This is what Grammarly states on its support site.
Grammarly is not a keylogger.
It does not record every keystroke you make on your device. Grammarly accesses only the text you write using a Grammarly product, and only for the purposes of checking your text and providing corrections.
Additionally, Grammarly does not process anything you type in text fields marked “sensitive,” such as credit card forms or password fields.
To clarify this, there is also this tweet from Grammarly support that explains it in more detail.
From this explanation, when you delete any documents from the editor, those files will not be retained.
Can it conflict with other programs?
Is it safe to use Grammarly with other apps and programs?
The only issue I can say that I have encountered over the years is using the Editor with WordPress.
If I use the basic browser extension to click and correct critical issues marked in red, there is no problem.
But when I use the full editor and do a full scan and check, it can sometimes delete scripts from my WordPress editor.
These can include YouTube embeds or Twitter and Facebook scripts.
It’s not an issue that would affect most users.
But for me, it was a little annoying at first. Now I have learned to add my scripts after I have finished doing my writing check.
If you use Developer Tools in Chrome or any other browser, it’s a good idea to turn off the extension.
On occasions, I have noticed that code from the extension can affect your results.
But if you use Dev Tools a lot, you know it’s always better to turn off all browser extensions.
Another minor annoyance is when you use track changes in Word.
All of your edits and deletions in Word track changes are marked as “Grammarly.”
If you share your document with others, you may not want this result.
However, there is a workaround that you can use.
You can read about the fix in this article about changing your track change settings in Word.
How safe is safe?
Should you have any concerns? I can only give you my opinion as a long-time user.
If I compare how Google and Facebook track me, I have no issue with Grammarly.
Because I do a lot of SEO research, my Facebook feed is full of ads for SEO products and services.
When I search for a new pair of shoes on Google, every website that carries Google Ads starts showing me ads for shoes.

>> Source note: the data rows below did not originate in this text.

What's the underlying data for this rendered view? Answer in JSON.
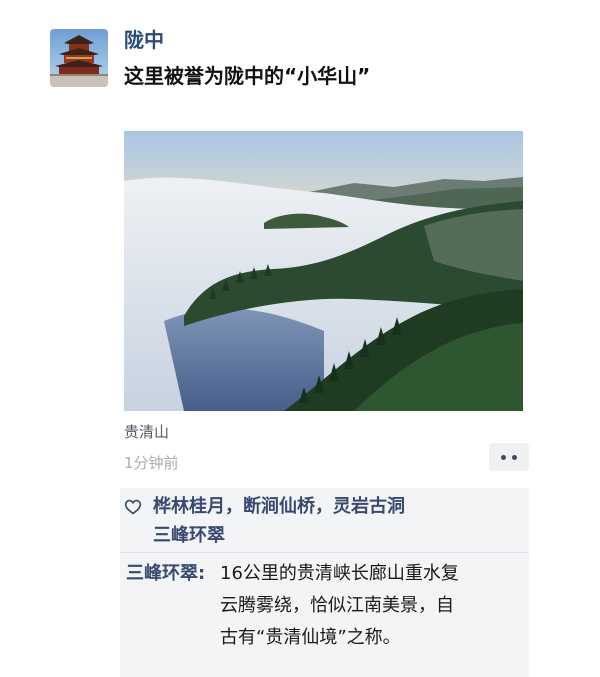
{
  "post": {
    "author": "陇中",
    "text": "这里被誉为陇中的“小华山”",
    "photo_caption_location": "贵清山",
    "timestamp": "1分钟前"
  },
  "likes": {
    "icon": "heart-icon",
    "line1": "桦林桂月，断涧仙桥，灵岩古洞",
    "line2": "三峰环翠"
  },
  "comment": {
    "author": "三峰环翠:",
    "lines": [
      "16公里的贵清峡长廊山重水复",
      "云腾雾绕，恰似江南美景，自",
      "古有“贵清仙境”之称。"
    ]
  },
  "colors": {
    "name_link": "#394a70",
    "panel_bg": "#f3f4f6",
    "timestamp": "#a8adb5"
  }
}
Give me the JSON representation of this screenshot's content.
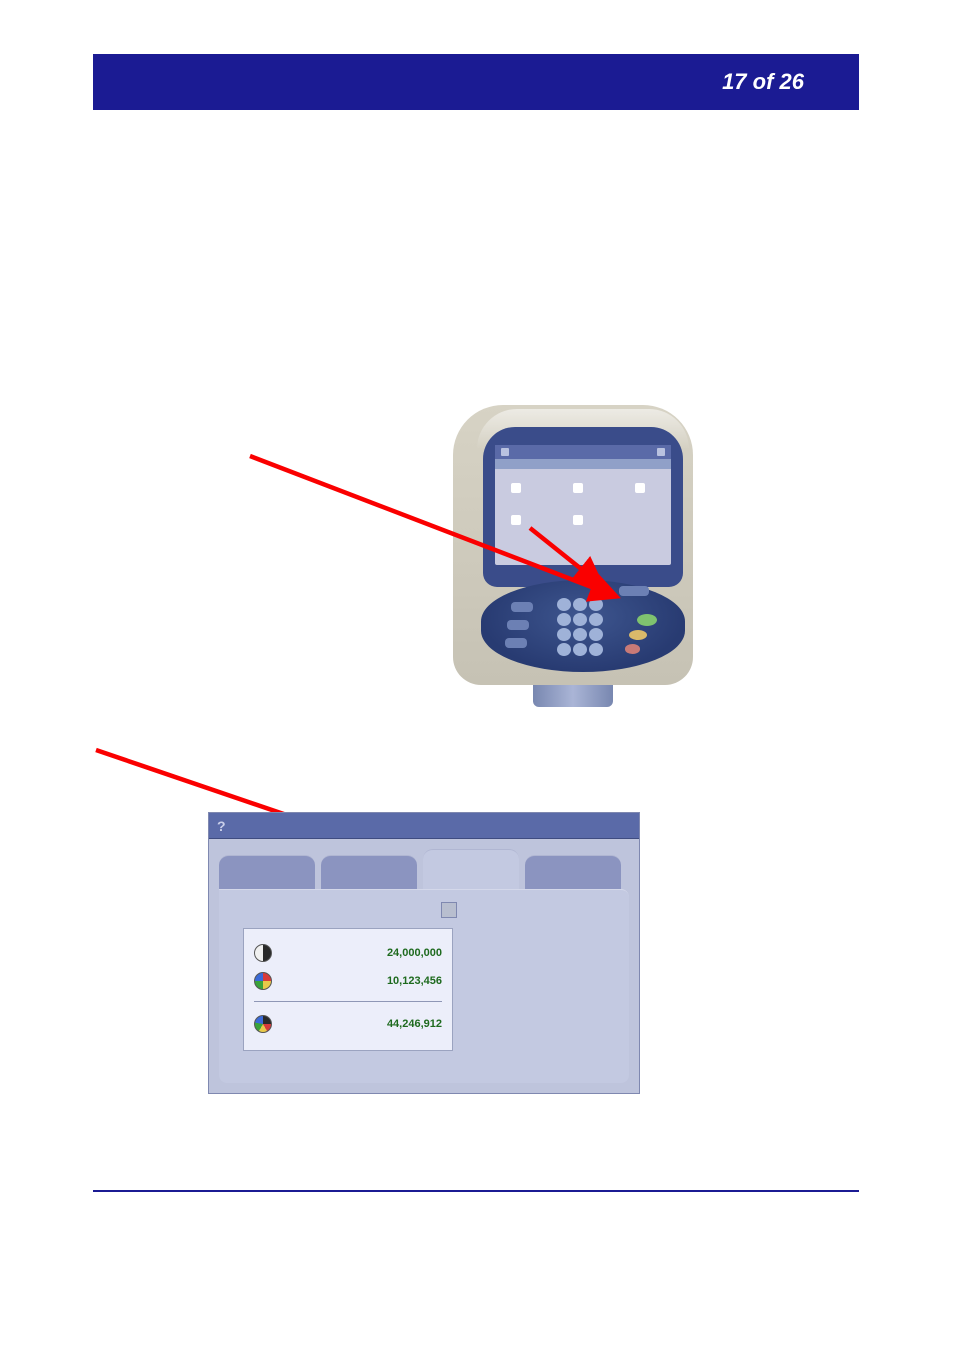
{
  "header": {
    "page_indicator": "17 of 26"
  },
  "counters": {
    "bw": "24,000,000",
    "color": "10,123,456",
    "total": "44,246,912"
  }
}
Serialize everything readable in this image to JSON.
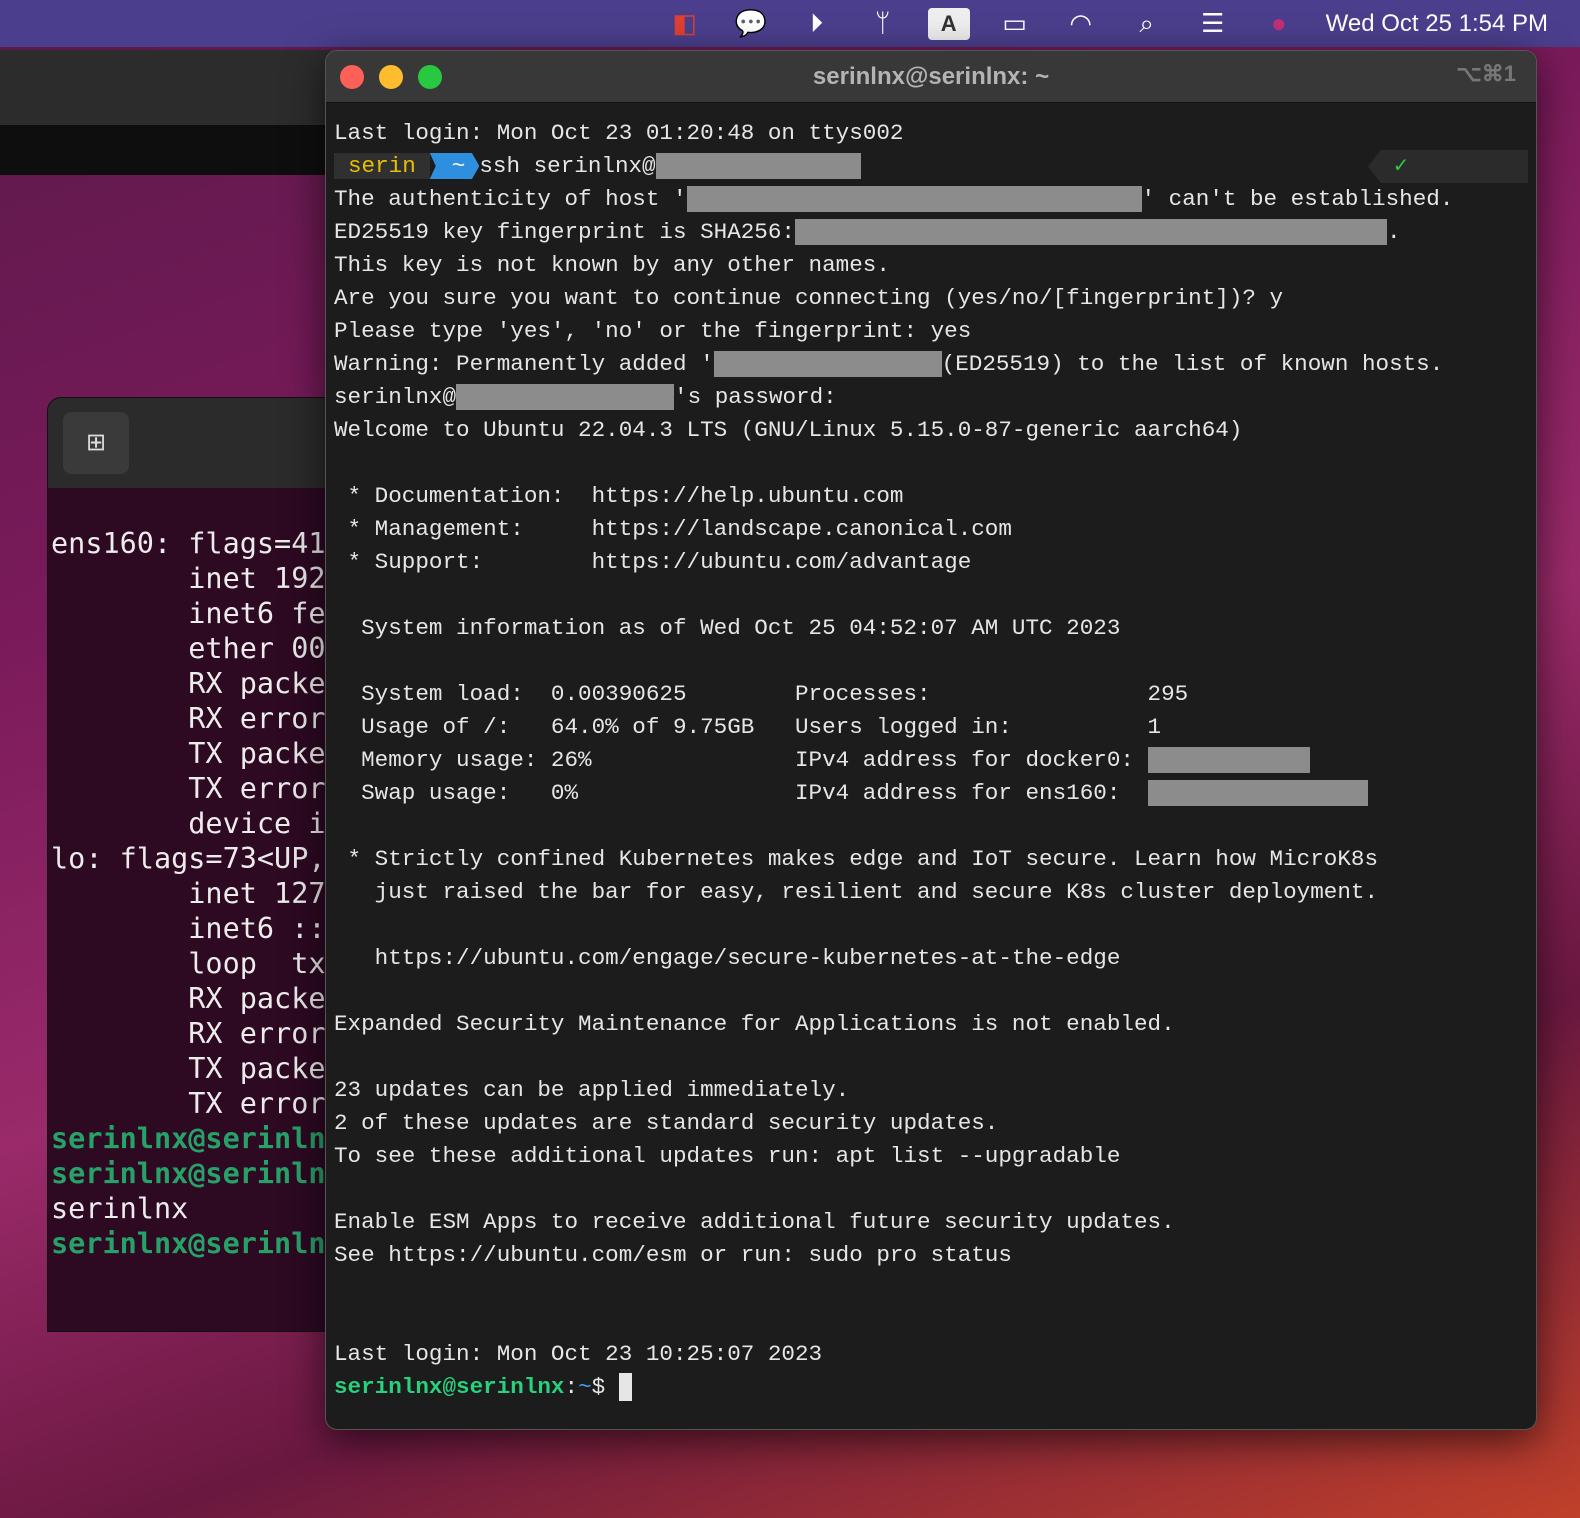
{
  "menubar": {
    "icons": [
      "parallels-icon",
      "messages-icon",
      "play-icon",
      "airpods-icon",
      "input-source-icon",
      "battery-icon",
      "wifi-icon",
      "spotlight-search-icon",
      "control-center-icon",
      "siri-icon"
    ],
    "input_source": "A",
    "clock": "Wed Oct 25  1:54 PM"
  },
  "ubuntu_terminal": {
    "lines": [
      [
        {
          "t": "ens160: flags=41"
        }
      ],
      [
        {
          "t": "        inet 192"
        }
      ],
      [
        {
          "t": "        inet6 fe"
        }
      ],
      [
        {
          "t": "        ether 00"
        }
      ],
      [
        {
          "t": "        RX packe"
        }
      ],
      [
        {
          "t": "        RX error"
        }
      ],
      [
        {
          "t": "        TX packe"
        }
      ],
      [
        {
          "t": "        TX error"
        }
      ],
      [
        {
          "t": "        device i"
        }
      ],
      [
        {
          "t": ""
        }
      ],
      [
        {
          "t": "lo: flags=73<UP,"
        }
      ],
      [
        {
          "t": "        inet 127"
        }
      ],
      [
        {
          "t": "        inet6 ::"
        }
      ],
      [
        {
          "t": "        loop  tx"
        }
      ],
      [
        {
          "t": "        RX packe"
        }
      ],
      [
        {
          "t": "        RX error"
        }
      ],
      [
        {
          "t": "        TX packe"
        }
      ],
      [
        {
          "t": "        TX error"
        }
      ],
      [
        {
          "t": ""
        }
      ],
      [
        {
          "t": "serinlnx@serinln",
          "c": "ugreen"
        }
      ],
      [
        {
          "t": "serinlnx@serinln",
          "c": "ugreen"
        }
      ],
      [
        {
          "t": "serinlnx"
        }
      ],
      [
        {
          "t": "serinlnx@serinln",
          "c": "ugreen"
        }
      ]
    ]
  },
  "terminal": {
    "title": "serinlnx@serinlnx: ~",
    "shortcut": "⌥⌘1",
    "prompt": {
      "user": "serin",
      "dir": "~",
      "command": "ssh serinlnx@",
      "status": "✓"
    },
    "lines": [
      [
        {
          "t": "Last login: Mon Oct 23 01:20:48 on ttys002"
        }
      ],
      "PROMPT",
      [
        {
          "t": "The authenticity of host '"
        },
        {
          "r": 1
        },
        {
          "t": "' can't be established."
        }
      ],
      [
        {
          "t": "ED25519 key fingerprint is SHA256:"
        },
        {
          "r": 2
        },
        {
          "t": "."
        }
      ],
      [
        {
          "t": "This key is not known by any other names."
        }
      ],
      [
        {
          "t": "Are you sure you want to continue connecting (yes/no/[fingerprint])? y"
        }
      ],
      [
        {
          "t": "Please type 'yes', 'no' or the fingerprint: yes"
        }
      ],
      [
        {
          "t": "Warning: Permanently added '"
        },
        {
          "r": 3
        },
        {
          "t": "(ED25519) to the list of known hosts."
        }
      ],
      [
        {
          "t": "serinlnx@"
        },
        {
          "r": 4
        },
        {
          "t": "'s password:"
        }
      ],
      [
        {
          "t": "Welcome to Ubuntu 22.04.3 LTS (GNU/Linux 5.15.0-87-generic aarch64)"
        }
      ],
      [
        {
          "t": ""
        }
      ],
      [
        {
          "t": " * Documentation:  https://help.ubuntu.com"
        }
      ],
      [
        {
          "t": " * Management:     https://landscape.canonical.com"
        }
      ],
      [
        {
          "t": " * Support:        https://ubuntu.com/advantage"
        }
      ],
      [
        {
          "t": ""
        }
      ],
      [
        {
          "t": "  System information as of Wed Oct 25 04:52:07 AM UTC 2023"
        }
      ],
      [
        {
          "t": ""
        }
      ],
      [
        {
          "t": "  System load:  0.00390625        Processes:                295"
        }
      ],
      [
        {
          "t": "  Usage of /:   64.0% of 9.75GB   Users logged in:          1"
        }
      ],
      [
        {
          "t": "  Memory usage: 26%               IPv4 address for docker0: "
        },
        {
          "r": 5
        }
      ],
      [
        {
          "t": "  Swap usage:   0%                IPv4 address for ens160:  "
        },
        {
          "r": 6
        }
      ],
      [
        {
          "t": ""
        }
      ],
      [
        {
          "t": " * Strictly confined Kubernetes makes edge and IoT secure. Learn how MicroK8s"
        }
      ],
      [
        {
          "t": "   just raised the bar for easy, resilient and secure K8s cluster deployment."
        }
      ],
      [
        {
          "t": ""
        }
      ],
      [
        {
          "t": "   https://ubuntu.com/engage/secure-kubernetes-at-the-edge"
        }
      ],
      [
        {
          "t": ""
        }
      ],
      [
        {
          "t": "Expanded Security Maintenance for Applications is not enabled."
        }
      ],
      [
        {
          "t": ""
        }
      ],
      [
        {
          "t": "23 updates can be applied immediately."
        }
      ],
      [
        {
          "t": "2 of these updates are standard security updates."
        }
      ],
      [
        {
          "t": "To see these additional updates run: apt list --upgradable"
        }
      ],
      [
        {
          "t": ""
        }
      ],
      [
        {
          "t": "Enable ESM Apps to receive additional future security updates."
        }
      ],
      [
        {
          "t": "See https://ubuntu.com/esm or run: sudo pro status"
        }
      ],
      [
        {
          "t": ""
        }
      ],
      [
        {
          "t": ""
        }
      ],
      [
        {
          "t": "Last login: Mon Oct 23 10:25:07 2023"
        }
      ],
      [
        {
          "t": "serinlnx@serinlnx",
          "c": "pg"
        },
        {
          "t": ":"
        },
        {
          "t": "~",
          "c": "pb"
        },
        {
          "t": "$ "
        },
        {
          "cursor": true
        }
      ]
    ]
  }
}
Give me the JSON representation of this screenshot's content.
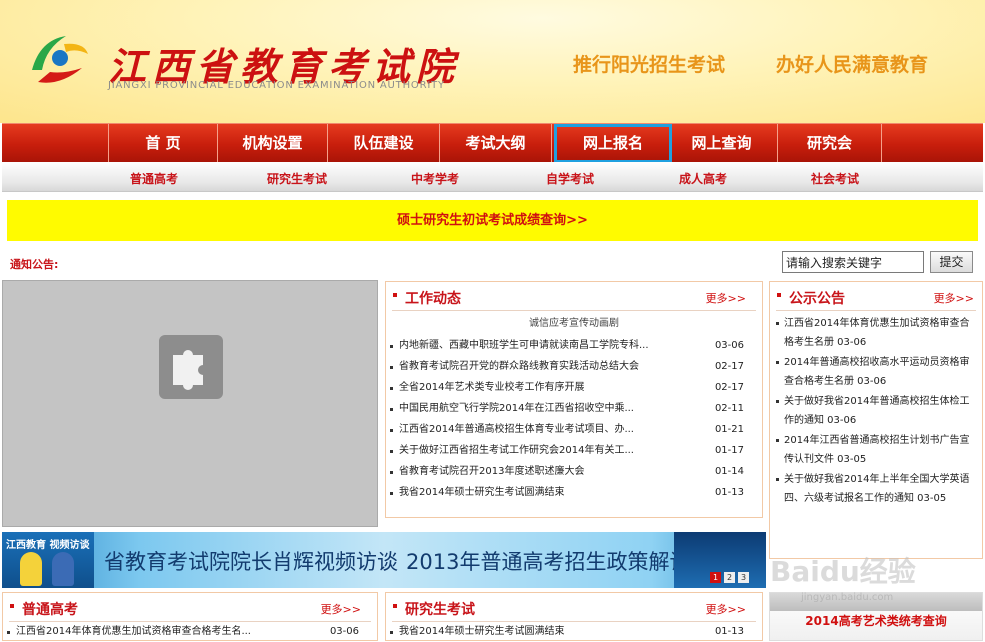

Both of these sites track you by demographics, location, interests, search patterns, and a hundred other things.
I have probably checked over a million words, but I have never seen a connection between what I write about and online advertising.
I’m certainly not an expert on algorithms. But from my observations, I have to say that I don’t believe Grammarly is on-selling tracking data.
So by that definition, I believe it is a secure and safe app to use.
There is one proviso I have to add. I can’t vouch for the same safety for those who try to access premium features with daily Grammarly cookies.
It’s a hack to try to get free access. But there could be some security concerns attached to the browser extension you need that edits cookies.
When it comes to online security for your writing, nothing is written in stone.
Almost every week, there is news of security breaches on popular sites and online applications.
Barnes & Noble and its Nook operation suffered a cyber and ransomware attack that badly affected its users.
However, most of the successful attacks occur on sites without adequate security. But no site is totally safe from attack today.
I have read some articles that say that Grammarly is not safe to use. But they are mostly years old and fail to provide any substantial proof other than referring to an event in 2018.
Yes, there was a security bug issue in February 2018.
But it was addressed very quickly with an automatic update, and no user data was compromised.
In the end, it’s about trustworthiness. On that count, I can only say that I have had no reason not to trust Grammarly.
Yes, I receive regular emails, but only for those that I subscribed to.
As far as support goes, I have only needed to use it a couple of times. In each case, the response was fast and helpful.
So, is Grammarly safe to use?
Yes, I believe you can use it without any serious security concerns whatsoever.
Related reading: Can Grammarly Replace A Human Editor And Proofreader?